Williams grew up in Baltimore, where his father was the city’s first African-American fire chief, Montel graduated from the Naval Academy in Annapolis and retired from the U.S. Navy as a decorated Naval Intelligence officer after more than two decades of service before starting his second career as a TV talk show host.
In 1999, he was diagnosed with multiple sclerosis. Following his diagnosis, he created the Montel Williams MS Foundation, which is committed to raising awareness of the disease and providing inspiration to those who live with MS.
Williams has advocated for the compassionate use of medical marijuana in a number of states that have approved or are considering new laws.
Montel will be joined at the Maryland press conference Monday by the chief sponsors of the state’s medical marijuana legislation: physician and Delegate Dan Morhaim, and Senators Jamie Raskin and David Brinkley, both cancer survivors.

Graphic: Marijuana Policy Project

​On Thursday, March 18, the Maryland State Senate Judicial Proceedings Committee will receive testimony on SB 627, a bill that would make Maryland the 15th state in the nation to have an effective medical marijuana law.

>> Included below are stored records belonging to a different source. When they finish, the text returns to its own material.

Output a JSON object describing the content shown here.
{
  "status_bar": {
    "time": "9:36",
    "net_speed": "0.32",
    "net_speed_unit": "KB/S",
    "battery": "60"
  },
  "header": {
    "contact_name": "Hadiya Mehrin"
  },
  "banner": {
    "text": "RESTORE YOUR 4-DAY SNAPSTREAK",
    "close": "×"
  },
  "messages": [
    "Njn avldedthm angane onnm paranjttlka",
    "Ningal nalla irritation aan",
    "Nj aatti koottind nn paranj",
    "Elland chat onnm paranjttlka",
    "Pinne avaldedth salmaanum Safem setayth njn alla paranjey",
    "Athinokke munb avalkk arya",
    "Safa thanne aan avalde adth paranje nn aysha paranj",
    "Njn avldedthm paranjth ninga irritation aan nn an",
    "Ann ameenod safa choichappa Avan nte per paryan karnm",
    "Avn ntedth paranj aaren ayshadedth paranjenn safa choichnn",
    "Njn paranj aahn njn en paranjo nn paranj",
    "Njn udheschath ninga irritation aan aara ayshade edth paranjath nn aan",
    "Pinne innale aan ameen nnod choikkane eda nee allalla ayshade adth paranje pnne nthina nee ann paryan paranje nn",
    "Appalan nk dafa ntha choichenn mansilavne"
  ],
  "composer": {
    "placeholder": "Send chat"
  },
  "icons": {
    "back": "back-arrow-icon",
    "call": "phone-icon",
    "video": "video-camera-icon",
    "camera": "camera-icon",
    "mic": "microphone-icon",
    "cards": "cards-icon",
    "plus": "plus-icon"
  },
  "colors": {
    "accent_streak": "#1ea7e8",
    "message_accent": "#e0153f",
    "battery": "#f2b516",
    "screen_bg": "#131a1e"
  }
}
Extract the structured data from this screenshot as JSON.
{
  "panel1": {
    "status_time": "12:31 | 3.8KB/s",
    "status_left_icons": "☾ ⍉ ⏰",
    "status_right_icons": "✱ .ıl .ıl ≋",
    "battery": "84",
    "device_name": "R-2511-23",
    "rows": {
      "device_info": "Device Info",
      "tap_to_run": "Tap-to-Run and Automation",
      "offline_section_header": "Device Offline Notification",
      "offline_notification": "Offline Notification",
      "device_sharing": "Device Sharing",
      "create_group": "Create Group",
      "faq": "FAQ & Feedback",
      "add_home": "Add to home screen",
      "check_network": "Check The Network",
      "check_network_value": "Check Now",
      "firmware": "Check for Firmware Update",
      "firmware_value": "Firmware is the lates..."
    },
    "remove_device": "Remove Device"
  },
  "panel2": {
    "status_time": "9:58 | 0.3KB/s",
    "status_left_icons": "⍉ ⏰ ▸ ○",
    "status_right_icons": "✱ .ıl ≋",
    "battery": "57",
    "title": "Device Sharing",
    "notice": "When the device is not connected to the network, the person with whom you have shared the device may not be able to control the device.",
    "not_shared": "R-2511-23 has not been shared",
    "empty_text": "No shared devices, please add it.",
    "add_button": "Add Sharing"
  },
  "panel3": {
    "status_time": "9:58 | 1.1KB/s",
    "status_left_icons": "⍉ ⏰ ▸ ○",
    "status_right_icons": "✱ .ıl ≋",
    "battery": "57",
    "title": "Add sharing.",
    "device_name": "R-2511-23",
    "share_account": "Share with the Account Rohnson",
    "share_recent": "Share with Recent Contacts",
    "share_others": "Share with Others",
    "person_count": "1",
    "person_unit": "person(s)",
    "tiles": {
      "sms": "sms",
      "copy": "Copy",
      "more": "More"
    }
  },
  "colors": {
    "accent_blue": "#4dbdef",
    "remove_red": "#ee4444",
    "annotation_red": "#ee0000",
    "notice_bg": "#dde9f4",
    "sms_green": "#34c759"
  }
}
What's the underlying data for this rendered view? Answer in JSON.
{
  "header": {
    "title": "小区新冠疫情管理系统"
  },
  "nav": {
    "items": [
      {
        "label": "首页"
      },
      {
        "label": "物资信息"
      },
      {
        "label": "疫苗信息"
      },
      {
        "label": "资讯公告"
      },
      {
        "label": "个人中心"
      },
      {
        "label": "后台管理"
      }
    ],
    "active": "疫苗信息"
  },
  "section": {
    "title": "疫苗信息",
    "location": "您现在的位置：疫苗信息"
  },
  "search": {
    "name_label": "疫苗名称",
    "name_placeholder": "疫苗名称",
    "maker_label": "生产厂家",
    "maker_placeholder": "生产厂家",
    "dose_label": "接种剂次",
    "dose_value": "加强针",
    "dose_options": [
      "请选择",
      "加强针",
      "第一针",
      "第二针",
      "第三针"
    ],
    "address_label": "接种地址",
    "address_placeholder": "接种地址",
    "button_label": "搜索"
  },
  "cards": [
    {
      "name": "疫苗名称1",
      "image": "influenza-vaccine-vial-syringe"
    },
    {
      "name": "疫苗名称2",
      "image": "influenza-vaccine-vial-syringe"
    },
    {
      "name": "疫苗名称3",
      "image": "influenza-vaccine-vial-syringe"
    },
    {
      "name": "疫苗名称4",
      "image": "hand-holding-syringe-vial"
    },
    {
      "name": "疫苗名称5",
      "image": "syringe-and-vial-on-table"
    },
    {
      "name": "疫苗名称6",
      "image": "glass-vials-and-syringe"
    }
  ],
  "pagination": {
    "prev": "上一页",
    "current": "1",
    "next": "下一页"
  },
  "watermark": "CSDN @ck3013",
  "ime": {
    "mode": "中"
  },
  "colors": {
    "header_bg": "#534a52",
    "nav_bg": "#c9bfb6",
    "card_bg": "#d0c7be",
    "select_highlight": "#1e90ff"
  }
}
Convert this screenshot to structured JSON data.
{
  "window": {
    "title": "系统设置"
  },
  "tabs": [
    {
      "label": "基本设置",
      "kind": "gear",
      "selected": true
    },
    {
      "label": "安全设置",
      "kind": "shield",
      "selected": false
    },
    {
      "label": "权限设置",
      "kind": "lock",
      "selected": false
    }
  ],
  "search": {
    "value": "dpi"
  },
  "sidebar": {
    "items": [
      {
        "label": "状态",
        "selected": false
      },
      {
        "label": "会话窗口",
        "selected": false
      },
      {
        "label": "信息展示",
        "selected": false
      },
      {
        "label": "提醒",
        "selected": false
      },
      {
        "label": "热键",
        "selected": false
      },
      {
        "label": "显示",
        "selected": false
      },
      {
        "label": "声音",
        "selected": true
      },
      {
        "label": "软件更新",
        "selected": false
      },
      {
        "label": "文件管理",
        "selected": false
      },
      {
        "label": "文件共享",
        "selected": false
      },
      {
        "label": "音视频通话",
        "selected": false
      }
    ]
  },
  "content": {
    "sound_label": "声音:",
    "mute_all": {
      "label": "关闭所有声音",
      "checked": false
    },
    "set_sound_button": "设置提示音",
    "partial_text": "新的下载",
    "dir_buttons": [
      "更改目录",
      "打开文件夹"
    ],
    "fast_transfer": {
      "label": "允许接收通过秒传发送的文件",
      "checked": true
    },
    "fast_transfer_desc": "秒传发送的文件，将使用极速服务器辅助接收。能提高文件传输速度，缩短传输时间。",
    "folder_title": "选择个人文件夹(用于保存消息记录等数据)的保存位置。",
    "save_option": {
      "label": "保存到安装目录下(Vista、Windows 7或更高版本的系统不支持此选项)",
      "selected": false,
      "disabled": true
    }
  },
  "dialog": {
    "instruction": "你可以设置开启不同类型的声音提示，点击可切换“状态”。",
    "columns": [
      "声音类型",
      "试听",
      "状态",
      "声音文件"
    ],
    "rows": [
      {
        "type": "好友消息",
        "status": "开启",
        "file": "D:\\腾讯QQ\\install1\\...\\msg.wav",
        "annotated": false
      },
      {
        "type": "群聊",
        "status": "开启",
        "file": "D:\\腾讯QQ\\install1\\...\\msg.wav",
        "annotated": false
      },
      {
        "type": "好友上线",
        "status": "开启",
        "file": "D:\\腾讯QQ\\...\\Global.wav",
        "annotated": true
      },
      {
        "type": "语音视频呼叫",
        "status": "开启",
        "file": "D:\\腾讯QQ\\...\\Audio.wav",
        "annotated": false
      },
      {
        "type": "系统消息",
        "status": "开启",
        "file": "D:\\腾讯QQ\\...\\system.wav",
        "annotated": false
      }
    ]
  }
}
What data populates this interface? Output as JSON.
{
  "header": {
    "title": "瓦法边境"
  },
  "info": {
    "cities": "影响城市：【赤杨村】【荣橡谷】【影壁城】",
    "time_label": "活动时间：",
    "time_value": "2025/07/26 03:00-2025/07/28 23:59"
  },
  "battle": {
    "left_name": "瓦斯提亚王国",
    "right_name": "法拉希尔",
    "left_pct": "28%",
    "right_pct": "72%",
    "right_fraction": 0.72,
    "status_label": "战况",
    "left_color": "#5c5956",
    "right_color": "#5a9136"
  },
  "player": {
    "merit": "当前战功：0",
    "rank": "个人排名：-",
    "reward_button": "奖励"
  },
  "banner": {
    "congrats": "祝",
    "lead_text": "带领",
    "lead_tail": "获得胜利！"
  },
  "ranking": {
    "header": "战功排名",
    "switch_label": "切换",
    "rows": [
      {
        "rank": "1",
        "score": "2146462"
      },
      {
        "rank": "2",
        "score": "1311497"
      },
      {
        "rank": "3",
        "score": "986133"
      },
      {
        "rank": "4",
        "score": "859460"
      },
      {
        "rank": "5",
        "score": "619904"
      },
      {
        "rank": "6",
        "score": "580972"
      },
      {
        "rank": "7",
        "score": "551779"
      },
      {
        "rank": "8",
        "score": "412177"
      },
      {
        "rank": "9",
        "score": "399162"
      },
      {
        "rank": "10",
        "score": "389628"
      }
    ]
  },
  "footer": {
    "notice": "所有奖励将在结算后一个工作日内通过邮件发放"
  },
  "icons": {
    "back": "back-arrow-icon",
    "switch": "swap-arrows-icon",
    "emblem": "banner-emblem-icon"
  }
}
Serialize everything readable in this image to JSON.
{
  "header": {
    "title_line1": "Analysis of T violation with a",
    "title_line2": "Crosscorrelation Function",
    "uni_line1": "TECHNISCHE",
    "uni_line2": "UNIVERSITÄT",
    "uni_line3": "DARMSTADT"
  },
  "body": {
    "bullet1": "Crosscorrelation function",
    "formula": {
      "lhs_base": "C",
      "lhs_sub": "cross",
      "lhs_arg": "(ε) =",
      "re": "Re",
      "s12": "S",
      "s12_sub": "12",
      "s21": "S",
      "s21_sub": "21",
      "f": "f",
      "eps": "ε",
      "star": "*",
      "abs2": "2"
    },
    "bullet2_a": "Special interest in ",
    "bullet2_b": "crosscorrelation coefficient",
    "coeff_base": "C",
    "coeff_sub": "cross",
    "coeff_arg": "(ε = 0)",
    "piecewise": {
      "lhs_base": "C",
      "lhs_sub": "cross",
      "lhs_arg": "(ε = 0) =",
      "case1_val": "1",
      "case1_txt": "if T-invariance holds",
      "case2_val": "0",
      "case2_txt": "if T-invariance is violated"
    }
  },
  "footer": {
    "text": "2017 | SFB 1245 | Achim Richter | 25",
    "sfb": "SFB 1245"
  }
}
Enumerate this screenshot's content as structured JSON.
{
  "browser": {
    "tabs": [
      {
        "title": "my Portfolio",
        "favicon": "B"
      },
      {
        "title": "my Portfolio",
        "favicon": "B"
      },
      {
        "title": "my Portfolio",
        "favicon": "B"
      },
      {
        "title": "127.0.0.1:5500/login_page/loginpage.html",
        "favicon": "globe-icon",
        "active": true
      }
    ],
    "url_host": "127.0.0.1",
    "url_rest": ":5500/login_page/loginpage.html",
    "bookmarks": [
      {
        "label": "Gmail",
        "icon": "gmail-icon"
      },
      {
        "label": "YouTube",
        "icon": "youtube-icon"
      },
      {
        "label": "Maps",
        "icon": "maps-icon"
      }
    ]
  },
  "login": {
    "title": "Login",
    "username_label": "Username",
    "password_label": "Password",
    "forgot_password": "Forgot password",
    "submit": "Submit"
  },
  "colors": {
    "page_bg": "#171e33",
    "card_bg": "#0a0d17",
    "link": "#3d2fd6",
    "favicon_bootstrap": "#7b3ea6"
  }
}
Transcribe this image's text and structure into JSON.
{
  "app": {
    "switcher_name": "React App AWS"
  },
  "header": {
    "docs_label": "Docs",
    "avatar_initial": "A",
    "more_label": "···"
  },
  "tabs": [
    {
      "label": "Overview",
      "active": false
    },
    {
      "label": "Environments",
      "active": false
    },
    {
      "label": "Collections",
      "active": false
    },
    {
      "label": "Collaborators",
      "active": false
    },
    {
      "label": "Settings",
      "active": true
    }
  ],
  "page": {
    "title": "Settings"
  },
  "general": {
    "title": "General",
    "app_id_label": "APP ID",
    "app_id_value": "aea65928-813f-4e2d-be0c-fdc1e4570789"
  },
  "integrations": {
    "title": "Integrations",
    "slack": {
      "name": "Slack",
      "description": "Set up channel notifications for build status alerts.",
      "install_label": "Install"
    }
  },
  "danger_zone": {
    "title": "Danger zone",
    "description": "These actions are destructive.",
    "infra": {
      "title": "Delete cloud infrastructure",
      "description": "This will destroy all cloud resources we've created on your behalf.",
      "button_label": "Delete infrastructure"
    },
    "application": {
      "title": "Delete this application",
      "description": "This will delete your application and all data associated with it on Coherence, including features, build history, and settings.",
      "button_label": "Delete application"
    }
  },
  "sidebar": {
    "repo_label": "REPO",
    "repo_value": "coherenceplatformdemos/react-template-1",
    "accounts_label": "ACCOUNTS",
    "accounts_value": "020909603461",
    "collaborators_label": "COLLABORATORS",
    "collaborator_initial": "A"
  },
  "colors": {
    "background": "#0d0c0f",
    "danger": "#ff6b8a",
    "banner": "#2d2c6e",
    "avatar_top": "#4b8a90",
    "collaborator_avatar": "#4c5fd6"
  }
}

Sponsored by Frederick County Republican Sen. David Brinkley, the bill would allow state-regulated outlets to to dispense medical marijuana to patients who receive a recommendation from their doctor.
The bipartisan bill is sponsored by Senate President Mike Miller, Minority Leader Allan Kittleman, Minority Whip Nancy Jacobs, and Deputy Majority Leader Robert Garigiola, among others.